Keeping the room at a constant, ideal temperature will help you get and stay asleep. While it’s debatable as to what the best temperature is, it can be agreed upon that anything about 75 degrees Fahrenheit is too warm and anything below 54 degrees, too cold.
Try a median between 60–70 degrees (65) as a compromise, but the deciding factor should be you personally and what you find to be “ideal.” If you keep kicking the covers off or shivering yourself awake, adjust the temperature until it’s just right – and make note of what that number is for you.
3. Comfortable Bed: One symptom of a sleep disorder or impairment is tossing and turning during the night, and one reason you may be restless is because your mattress is uncomfortable.
As with most anything in life, what’s “right” for you (and your back, your posture, your comfort) is specific to your body. However, research has shown that supple mattresses may be more conducive to a good night’s rest versus a firmer one.
Definitely avoid sleeping on a lumpy mattress if it can be helped. A new mattress may be in order if you’ve outgrown your current one, either in size or comfort. If you have a spouse who prefers a different type of mattress, consider getting the type of bed where each of you set the mattress to your perfect number.
4. Keep the Clock Out of Sight: If you can, try to keep your clock out of sight. Set your alarm and then put it somewhere else or turn it away from you – out of your general view. For instance, instead of having the clock on the nightstand, put it on the dresser in the far corner.
If a clock is visible, you may find yourself staring at it or waking up periodically to look at it. If you’re making an effort to create a good sleep environment, it means that you’re aware of an impairment.
If you’re trying to break the cycle of sleeplessness, then it’s important that you don’t focus on time. Seeing how early it is or how little time has passed, can only lead to frustration.
5. No Lights: Remember that a dark bedroom can help your body “know” it’s time for rest. Light triggers a lot in us and is associated with our waking hours. To help the body adjust to a regular sleep cycle, make an effort to distinguish between daytime and bedtime.
When it’s time to sleep, keep light sources to a minimum, including when you get up to go to the bathroom. As with a TV, computer, or video game, you’ll want to avoid anything that can stimulate your brain or body out of rest. Even if your eyes are closed, light in your bedroom can disrupt your sleep.
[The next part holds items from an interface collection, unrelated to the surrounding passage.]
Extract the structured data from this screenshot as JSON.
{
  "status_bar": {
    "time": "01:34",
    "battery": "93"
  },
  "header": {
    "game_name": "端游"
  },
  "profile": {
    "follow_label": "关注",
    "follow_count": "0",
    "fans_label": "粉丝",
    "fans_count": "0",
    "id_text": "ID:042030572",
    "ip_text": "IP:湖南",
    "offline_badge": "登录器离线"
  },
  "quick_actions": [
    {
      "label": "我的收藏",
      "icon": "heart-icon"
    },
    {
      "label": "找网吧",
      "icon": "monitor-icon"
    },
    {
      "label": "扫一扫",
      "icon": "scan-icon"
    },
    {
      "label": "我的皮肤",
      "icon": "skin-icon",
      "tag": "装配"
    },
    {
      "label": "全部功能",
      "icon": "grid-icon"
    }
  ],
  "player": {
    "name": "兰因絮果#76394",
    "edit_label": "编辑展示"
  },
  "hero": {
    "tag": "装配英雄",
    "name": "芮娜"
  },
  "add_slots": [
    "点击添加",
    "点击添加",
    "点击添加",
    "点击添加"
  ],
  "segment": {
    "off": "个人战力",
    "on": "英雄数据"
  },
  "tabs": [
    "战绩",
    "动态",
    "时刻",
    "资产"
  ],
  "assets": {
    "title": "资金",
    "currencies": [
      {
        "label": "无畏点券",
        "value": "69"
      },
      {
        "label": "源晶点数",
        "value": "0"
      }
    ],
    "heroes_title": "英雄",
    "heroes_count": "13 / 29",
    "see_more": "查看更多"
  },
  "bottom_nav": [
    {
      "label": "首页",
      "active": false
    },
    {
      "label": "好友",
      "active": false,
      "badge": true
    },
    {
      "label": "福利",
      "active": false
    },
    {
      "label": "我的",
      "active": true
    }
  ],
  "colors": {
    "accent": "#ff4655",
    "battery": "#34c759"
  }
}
If these steps are taken, in addition to noise reduction and a few other considerations, such as making a separate sleeping area for pets (that are used to sleeping with you) – then you should be on your way to eliminating some of the factors that may have been contributing to your persistent sleep problems.